Description of the task: The response must contain every line of the records that follow, duplicated exactly.

[Page and application data records]
----

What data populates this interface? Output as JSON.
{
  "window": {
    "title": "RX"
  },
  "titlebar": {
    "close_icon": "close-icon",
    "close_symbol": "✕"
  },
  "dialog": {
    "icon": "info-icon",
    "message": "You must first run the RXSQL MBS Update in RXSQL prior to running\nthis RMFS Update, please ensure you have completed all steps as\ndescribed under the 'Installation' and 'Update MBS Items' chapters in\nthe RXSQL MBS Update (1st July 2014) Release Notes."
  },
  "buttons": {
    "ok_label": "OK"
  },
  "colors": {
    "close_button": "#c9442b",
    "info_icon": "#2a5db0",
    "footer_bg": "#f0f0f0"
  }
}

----

Output of the task:
What data populates this interface? Output as JSON.
{
  "window": {
    "title": "RX"
  },
  "titlebar": {
    "close_icon": "close-icon",
    "close_symbol": "✕"
  },
  "dialog": {
    "icon": "info-icon",
    "message": "You must first run the RXSQL MBS Update in RXSQL prior to running\nthis RMFS Update, please ensure you have completed all steps as\ndescribed under the 'Installation' and 'Update MBS Items' chapters in\nthe RXSQL MBS Update (1st July 2014) Release Notes."
  },
  "buttons": {
    "ok_label": "OK"
  },
  "colors": {
    "close_button": "#c9442b",
    "info_icon": "#2a5db0",
    "footer_bg": "#f0f0f0"
  }
}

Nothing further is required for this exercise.